_What the exercise asks_
Among the entries, which lines carry the string "caer"? Copy every one.

[Recorded data]
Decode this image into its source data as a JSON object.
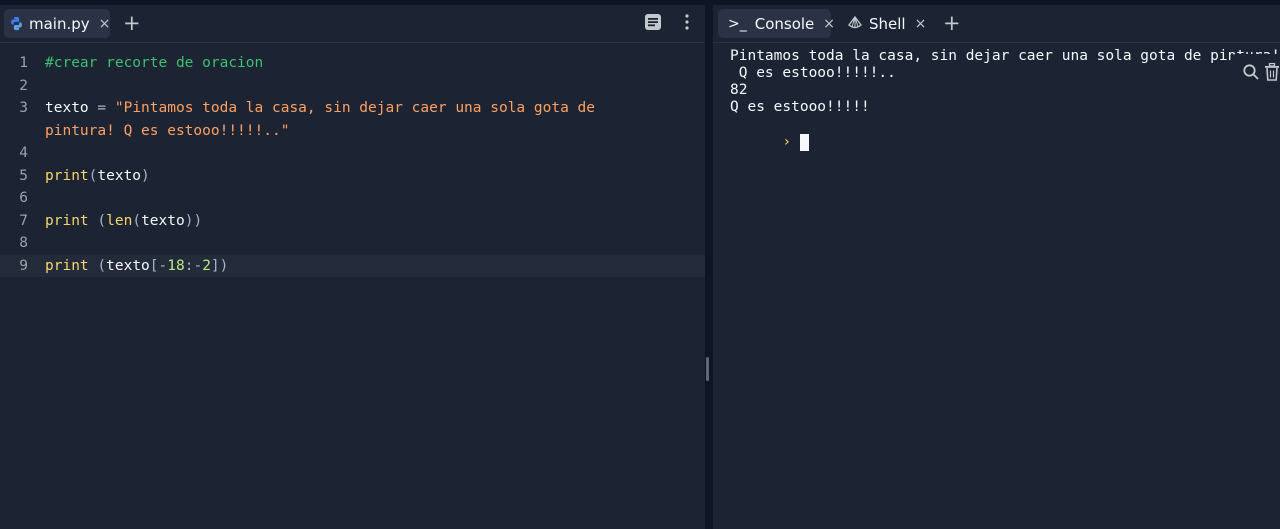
{
  "editor": {
    "tab": {
      "label": "main.py",
      "close": "×",
      "icon": "python-file-icon"
    },
    "new_tab": "+",
    "lines": [
      {
        "n": "1",
        "tokens": [
          {
            "t": "#crear recorte de oracion",
            "k": "comment"
          }
        ]
      },
      {
        "n": "2",
        "tokens": []
      },
      {
        "n": "3",
        "tokens": [
          {
            "t": "texto",
            "k": "ident"
          },
          {
            "t": " = ",
            "k": "op"
          },
          {
            "t": "\"Pintamos toda la casa, sin dejar caer una sola gota de",
            "k": "str"
          }
        ]
      },
      {
        "n": "",
        "tokens": [
          {
            "t": "pintura! Q es estooo!!!!!..\"",
            "k": "str"
          }
        ]
      },
      {
        "n": "4",
        "tokens": []
      },
      {
        "n": "5",
        "tokens": [
          {
            "t": "print",
            "k": "fn"
          },
          {
            "t": "(",
            "k": "op"
          },
          {
            "t": "texto",
            "k": "ident"
          },
          {
            "t": ")",
            "k": "op"
          }
        ]
      },
      {
        "n": "6",
        "tokens": []
      },
      {
        "n": "7",
        "tokens": [
          {
            "t": "print",
            "k": "fn"
          },
          {
            "t": " (",
            "k": "op"
          },
          {
            "t": "len",
            "k": "fn"
          },
          {
            "t": "(",
            "k": "op"
          },
          {
            "t": "texto",
            "k": "ident"
          },
          {
            "t": "))",
            "k": "op"
          }
        ]
      },
      {
        "n": "8",
        "tokens": []
      },
      {
        "n": "9",
        "current": true,
        "tokens": [
          {
            "t": "print",
            "k": "fn"
          },
          {
            "t": " (",
            "k": "op"
          },
          {
            "t": "texto",
            "k": "ident"
          },
          {
            "t": "[-",
            "k": "op"
          },
          {
            "t": "18",
            "k": "num"
          },
          {
            "t": ":-",
            "k": "op"
          },
          {
            "t": "2",
            "k": "num"
          },
          {
            "t": "])",
            "k": "op"
          }
        ]
      }
    ]
  },
  "console": {
    "tabs": [
      {
        "label": "Console",
        "prefix": ">_",
        "close": "×",
        "active": true
      },
      {
        "label": "Shell",
        "close": "×",
        "icon": "shell-icon"
      }
    ],
    "new_tab": "+",
    "output": [
      "Pintamos toda la casa, sin dejar caer una sola gota de pintura!",
      " Q es estooo!!!!!..",
      "82",
      "Q es estooo!!!!!"
    ],
    "prompt": "›"
  },
  "colors": {
    "background": "#0e1525",
    "panel": "#1c2333",
    "comment": "#3fbf6f",
    "string": "#ffa061",
    "function": "#f6d669",
    "number": "#b8e883"
  }
}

_Output below_
            "t": "\"Pintamos toda la casa, sin dejar caer una sola gota de",
      "Pintamos toda la casa, sin dejar caer una sola gota de pintura!",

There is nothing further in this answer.